--- DATA PROVIDED ---

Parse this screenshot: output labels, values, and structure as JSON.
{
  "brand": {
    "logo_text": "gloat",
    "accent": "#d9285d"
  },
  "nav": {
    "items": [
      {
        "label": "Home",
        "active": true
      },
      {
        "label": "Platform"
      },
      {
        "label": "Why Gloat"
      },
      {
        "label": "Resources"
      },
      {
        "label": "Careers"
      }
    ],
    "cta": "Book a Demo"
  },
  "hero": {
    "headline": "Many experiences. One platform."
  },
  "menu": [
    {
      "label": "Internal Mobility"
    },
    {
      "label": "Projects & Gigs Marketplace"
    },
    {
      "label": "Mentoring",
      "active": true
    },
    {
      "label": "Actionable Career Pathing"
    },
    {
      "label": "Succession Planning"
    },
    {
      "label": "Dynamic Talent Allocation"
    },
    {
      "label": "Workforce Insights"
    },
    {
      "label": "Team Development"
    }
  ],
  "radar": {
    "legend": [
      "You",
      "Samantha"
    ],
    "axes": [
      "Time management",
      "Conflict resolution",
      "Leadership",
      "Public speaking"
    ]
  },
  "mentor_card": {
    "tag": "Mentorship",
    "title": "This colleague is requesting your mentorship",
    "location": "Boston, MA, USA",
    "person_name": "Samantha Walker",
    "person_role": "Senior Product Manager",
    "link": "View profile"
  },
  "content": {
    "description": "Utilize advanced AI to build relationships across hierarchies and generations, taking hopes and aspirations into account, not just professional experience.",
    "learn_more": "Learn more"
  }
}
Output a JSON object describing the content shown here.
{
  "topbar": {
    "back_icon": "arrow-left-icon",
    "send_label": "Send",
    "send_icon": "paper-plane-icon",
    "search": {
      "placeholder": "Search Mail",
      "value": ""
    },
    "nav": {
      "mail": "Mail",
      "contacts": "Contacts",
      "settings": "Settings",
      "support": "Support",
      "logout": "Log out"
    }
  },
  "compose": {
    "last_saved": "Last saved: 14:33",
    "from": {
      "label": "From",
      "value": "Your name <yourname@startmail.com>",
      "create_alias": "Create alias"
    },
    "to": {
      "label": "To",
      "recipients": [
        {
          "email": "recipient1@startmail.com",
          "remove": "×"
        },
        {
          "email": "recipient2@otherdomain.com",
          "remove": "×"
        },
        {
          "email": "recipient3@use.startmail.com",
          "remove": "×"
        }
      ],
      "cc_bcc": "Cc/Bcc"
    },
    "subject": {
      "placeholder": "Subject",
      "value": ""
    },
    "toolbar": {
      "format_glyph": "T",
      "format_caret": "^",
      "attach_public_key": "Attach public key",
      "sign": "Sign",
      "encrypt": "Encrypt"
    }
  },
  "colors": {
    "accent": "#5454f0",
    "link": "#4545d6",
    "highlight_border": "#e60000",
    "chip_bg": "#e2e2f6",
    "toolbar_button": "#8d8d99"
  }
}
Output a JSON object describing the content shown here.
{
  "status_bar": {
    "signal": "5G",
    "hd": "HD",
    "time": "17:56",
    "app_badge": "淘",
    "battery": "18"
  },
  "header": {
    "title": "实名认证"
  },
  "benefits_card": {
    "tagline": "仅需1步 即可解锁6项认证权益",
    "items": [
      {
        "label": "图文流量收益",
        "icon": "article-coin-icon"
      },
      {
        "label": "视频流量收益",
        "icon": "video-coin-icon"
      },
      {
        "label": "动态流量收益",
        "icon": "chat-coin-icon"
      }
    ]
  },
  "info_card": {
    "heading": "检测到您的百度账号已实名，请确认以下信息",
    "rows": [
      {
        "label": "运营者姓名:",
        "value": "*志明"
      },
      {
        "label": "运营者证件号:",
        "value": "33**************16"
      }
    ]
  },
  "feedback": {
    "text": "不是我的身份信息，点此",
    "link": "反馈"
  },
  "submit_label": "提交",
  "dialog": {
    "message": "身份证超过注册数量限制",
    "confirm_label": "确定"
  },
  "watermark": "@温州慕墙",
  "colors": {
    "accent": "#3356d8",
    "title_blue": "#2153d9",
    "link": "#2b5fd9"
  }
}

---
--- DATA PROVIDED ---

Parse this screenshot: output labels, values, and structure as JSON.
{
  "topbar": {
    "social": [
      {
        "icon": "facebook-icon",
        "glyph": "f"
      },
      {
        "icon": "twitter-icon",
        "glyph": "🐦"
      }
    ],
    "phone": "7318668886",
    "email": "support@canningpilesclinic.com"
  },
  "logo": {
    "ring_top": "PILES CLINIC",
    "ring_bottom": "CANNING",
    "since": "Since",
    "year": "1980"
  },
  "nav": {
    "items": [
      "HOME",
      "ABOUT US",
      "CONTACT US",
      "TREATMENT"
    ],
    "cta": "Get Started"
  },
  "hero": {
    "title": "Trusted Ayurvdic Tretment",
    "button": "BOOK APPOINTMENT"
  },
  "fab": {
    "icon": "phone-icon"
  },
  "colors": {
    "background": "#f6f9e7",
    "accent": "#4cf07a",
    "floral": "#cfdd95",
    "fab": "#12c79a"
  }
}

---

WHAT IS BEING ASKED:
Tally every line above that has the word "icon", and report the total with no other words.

YOUR SOLUTION:
8